Some games set out to break you. They are so challenging that you will soon find yourself crying, rocking back and forth in the corner. We’re looking at you here, Dark Souls. Oceanhorn: Monsters Of Uncharted Seas is not one of these games. Instead, Oceanhorn sets out to charm you, to dazzle you with its beauty and simplicity of ideas.
At its core Oceanhorn: Monsters Of Uncharted Seas is an adventure puzzle game. There are a number of islands for you to explore, each with its own distinct look and personality. The people on the island will engage you in what feels like different ways. Some will help you, others will hinder you and some will plainly ignore you.
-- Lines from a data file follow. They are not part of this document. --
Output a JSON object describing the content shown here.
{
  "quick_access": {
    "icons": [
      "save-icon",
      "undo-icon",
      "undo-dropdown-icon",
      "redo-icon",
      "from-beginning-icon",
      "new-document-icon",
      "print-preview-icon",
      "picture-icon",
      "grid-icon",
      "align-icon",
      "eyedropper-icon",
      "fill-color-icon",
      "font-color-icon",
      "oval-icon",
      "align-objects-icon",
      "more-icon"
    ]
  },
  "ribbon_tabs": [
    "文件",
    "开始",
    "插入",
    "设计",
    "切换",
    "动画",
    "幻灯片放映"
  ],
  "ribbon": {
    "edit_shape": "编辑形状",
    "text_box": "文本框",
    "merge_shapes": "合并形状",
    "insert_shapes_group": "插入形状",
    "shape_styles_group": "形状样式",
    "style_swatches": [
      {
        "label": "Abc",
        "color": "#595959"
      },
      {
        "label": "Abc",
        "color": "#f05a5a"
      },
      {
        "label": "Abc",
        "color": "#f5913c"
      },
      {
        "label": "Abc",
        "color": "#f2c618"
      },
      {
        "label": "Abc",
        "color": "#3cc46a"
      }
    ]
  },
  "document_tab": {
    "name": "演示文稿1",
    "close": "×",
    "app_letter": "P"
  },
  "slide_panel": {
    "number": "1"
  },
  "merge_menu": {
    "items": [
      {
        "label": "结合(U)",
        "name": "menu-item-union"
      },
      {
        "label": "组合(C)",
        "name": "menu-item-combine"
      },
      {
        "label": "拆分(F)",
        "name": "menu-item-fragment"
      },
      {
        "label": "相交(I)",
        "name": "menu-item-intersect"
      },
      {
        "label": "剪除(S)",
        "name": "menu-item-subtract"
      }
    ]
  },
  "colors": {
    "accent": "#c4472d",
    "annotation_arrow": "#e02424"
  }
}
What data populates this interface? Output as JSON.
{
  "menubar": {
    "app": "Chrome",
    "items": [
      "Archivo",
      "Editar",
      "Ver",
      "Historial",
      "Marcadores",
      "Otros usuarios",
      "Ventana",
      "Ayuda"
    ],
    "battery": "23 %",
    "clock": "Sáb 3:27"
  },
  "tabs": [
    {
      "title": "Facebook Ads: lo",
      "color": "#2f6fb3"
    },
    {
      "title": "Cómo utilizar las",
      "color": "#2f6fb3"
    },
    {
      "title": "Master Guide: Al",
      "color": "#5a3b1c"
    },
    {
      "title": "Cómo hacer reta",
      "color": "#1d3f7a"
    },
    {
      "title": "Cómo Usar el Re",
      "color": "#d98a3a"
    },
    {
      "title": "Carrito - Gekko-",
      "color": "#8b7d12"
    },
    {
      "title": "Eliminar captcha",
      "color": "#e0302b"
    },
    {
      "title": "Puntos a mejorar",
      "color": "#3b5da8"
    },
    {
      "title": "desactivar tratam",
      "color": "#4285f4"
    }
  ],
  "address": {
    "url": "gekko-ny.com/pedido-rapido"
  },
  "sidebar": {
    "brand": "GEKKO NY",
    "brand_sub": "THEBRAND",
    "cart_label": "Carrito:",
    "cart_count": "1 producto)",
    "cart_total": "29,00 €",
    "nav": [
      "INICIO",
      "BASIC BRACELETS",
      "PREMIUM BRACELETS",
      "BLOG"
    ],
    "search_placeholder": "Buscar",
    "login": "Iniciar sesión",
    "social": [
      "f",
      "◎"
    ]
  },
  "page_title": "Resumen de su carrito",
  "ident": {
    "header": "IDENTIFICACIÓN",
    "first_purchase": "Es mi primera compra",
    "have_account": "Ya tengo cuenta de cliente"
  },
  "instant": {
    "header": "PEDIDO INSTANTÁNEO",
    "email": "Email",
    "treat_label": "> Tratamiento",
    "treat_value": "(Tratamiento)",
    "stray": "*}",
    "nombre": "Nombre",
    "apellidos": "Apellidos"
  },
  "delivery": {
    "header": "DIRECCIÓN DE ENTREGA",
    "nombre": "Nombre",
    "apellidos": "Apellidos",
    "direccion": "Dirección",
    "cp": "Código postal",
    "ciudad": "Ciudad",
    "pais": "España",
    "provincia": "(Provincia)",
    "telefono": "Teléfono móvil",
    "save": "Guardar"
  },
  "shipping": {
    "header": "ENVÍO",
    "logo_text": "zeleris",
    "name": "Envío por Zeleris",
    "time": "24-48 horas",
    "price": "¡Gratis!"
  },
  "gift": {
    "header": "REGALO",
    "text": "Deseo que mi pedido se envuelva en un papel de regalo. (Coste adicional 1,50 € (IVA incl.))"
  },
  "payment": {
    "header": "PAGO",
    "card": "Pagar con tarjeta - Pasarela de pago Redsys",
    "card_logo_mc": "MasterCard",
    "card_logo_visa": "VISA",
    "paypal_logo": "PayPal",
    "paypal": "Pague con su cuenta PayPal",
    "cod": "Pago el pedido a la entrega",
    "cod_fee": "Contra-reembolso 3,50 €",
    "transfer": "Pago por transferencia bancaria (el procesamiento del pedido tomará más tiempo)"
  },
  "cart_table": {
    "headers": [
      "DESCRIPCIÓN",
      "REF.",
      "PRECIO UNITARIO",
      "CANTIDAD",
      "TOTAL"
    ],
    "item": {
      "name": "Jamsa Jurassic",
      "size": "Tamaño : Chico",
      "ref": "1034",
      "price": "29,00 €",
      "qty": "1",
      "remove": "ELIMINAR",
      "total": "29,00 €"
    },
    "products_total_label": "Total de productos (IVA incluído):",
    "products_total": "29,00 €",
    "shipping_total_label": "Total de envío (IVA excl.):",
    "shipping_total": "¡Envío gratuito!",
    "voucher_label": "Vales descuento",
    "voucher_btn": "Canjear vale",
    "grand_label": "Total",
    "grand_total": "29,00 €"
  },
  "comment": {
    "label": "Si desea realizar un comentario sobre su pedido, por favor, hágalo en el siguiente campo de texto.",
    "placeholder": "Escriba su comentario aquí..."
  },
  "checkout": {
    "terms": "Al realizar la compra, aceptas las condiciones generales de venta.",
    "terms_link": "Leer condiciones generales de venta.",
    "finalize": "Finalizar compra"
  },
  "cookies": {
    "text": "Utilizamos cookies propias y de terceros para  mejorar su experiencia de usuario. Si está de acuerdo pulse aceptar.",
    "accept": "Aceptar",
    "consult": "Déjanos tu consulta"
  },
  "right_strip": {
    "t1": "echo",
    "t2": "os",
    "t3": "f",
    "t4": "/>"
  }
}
With a title like Oceanhorn: Monsters of Uncharted Seas you would expect to spend a lot of time at sea, and this you do indeed do. Unfortunately this is one way that the game lets itself down. We would have hoped, with a title like this, we would have spent at least some time exploring said Uncharted Sea. This is not the case. You can only visit islands that you already know about, so you are reliant on people telling you about different islands before they appear on your map. When you are actually on your little boat going between islands you are stuck on rails and cannot deviate from your course one bit.
It’s only when you get to a new island that the exploration starts. Each island is littered with NPCs to help you on your way. There are also a whole host of puzzles for you to solve as you go exploring, and these puzzles open up new parts of each island. The puzzles themselves aren’t too challenging, and you won’t find yourself scratching your head for too long. The solution is generally in plain site. If it’s not then maybe you will have to come back to this island after finding something on a different one that will help you get past your current obstacle. This is where the game’s exploration system excels, and you will have to revisit most islands several times to be able to complete the quests.
Everyone loves a good mini game and Oceanhorn: Monsters Of Uncharted Seas has a cracker. Finding a fishing rod opens up the world of fishing to you and you can continue to fish throughout the game. There might only be seven different kinds of fish in the game but it is something of a challenge to find and catch them all.
Mild RPG elements allow for a levelling up system which is both simple and a lot of fun. You level up by killing enemies and completing side quests. Each island also has its own sets of side objectives, each with its own achievement, and each completed objective will give you bonus XP that allows you to level up faster and gain better rewards.
Oceanhorn: Monsters of Uncharted Seas won’t be winning any awards for its story but really this is only a side issue here. The story serves to kick off your adventure, and then it’s all about the exploring and adventuring.
One of the most endearing features of the game is its soundtrack. The music is alive to on-0screen events, soothing at times whilst increasing the tension at just the right moments. Couple this with fantastic camera work – you won’t find your view been obscured by a random tree here – and you have a thoroughly enjoyable cinematic cartoon experience.
For most people Oceanhorn: Monster of Uncharted Seas will take around ten hours to finish and is fun for both kids and adults. It will charm and engage throughout, just as long as you’re not looking for too much depth or twisting narrative.
Oceanhorn: Monsters of Uncharted Seas is available from the Store, priced £11.99.
A thoroughly engaging adventure despite a misleading title and a thin story.
Oceanhorn: Monsters of Uncharted Seas is a good looking game for both children and adults. You won’t find too much of a challenge here but with beautiful visuals and soundtrack this could be a fun way to pass a rainy afternoon.